Kassay and Doan said they have to raise the money privately because the U.S. Coast Guard says it has no money for such a project, and there is no Canadian money for a memorial for the U.S. ship.
Although Point Abino is in Canadian waters, it was guarded for many years by a U.S. lightship because of the heavy maritime traffic across Lake Erie to and from the Buffalo Harbor.
Light Vessel 82 was a ship fitted with lights, foghorns and bells, stationed off Point Abino, just west of Crystal Beach, to warn of the underwater hazards there. Point Abino juts out into the lake and its rocky, jagged shoals had sunk many a ship on their way to Buffalo, which was one of the busiest ports in the world around 1910.
Kassay and his partners in the fundraising drive said a "white hurricane" with snow, 80-mph winds and 35-foot-high waves descended on the Great Lakes between Nov. 7 and Nov. 12, 1913.
The storm sank 19 ships and killed 250 people, but the 95-foot-long steel-hulled Light Vessel 82 tried to stay on guard to keep ships out of the rocky shallows, Kassay said.

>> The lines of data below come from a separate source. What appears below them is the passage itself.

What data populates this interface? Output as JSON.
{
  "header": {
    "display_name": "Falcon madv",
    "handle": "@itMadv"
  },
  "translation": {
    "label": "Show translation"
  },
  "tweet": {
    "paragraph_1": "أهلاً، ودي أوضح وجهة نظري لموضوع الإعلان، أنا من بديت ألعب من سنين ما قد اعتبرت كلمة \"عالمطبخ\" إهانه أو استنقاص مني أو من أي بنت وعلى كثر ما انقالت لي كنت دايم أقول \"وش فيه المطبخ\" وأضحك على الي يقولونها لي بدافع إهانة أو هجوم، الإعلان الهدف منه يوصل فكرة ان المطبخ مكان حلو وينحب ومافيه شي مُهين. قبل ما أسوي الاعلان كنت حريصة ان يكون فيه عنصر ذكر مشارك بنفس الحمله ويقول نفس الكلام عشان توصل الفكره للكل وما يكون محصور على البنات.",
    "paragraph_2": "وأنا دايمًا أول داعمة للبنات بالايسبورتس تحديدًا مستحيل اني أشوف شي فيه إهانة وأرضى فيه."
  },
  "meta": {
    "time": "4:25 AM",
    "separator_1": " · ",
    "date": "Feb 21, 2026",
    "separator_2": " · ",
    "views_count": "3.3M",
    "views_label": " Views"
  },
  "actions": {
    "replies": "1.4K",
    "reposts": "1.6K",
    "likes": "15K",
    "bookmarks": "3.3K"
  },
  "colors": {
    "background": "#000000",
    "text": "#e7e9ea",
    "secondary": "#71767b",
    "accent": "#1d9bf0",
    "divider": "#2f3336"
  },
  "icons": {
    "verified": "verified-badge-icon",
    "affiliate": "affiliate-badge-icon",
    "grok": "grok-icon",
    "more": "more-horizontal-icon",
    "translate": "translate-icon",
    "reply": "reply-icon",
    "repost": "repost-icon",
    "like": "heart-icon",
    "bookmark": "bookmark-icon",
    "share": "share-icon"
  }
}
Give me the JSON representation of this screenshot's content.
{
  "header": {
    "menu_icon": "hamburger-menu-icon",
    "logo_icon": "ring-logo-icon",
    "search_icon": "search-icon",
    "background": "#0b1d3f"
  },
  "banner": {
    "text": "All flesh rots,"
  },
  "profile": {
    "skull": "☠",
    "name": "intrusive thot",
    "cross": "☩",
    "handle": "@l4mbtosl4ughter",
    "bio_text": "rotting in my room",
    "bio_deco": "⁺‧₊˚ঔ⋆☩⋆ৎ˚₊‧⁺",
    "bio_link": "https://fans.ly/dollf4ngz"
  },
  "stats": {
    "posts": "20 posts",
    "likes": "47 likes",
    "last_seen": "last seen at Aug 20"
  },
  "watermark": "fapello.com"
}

But the storm was too strong, and the lightship disappeared into the turbulent lake with all six members of its crew. The ship was found the following spring at the bottom of the lake nearly two miles east of its station. The only crewman's body to be recovered was that of Chief Engineer Charles Butler of Buffalo, who was found about a year later in the Niagara River off the foot of West Ferry Street in Buffalo.
The other crewmen were Capt. Hugh M. Williams of Manistee, Mich.; Mate Andrew Leahy of Elyria, Ohio; his brother, Assistant Engineer Cornelius Leahy also of Elyria, Ohio; Seaman William Jensen of Muskegon, Mich., and Cook Peter Mackey of Buffalo.
After almost two years, the ship was salvaged, transported to Buffalo and then to Detroit, where it was refitted and used until 1936 -- but never again at Point Abino. Two other lightships guarded those shoals until 1917, when Canadian authorities built the Point Abino lighthouse. The lighthouse still stands, though it has been decommissioned.
Donations for a memorial may be made by calling Kassay at (905) 894-1342 or Doan at (905) 894-0842.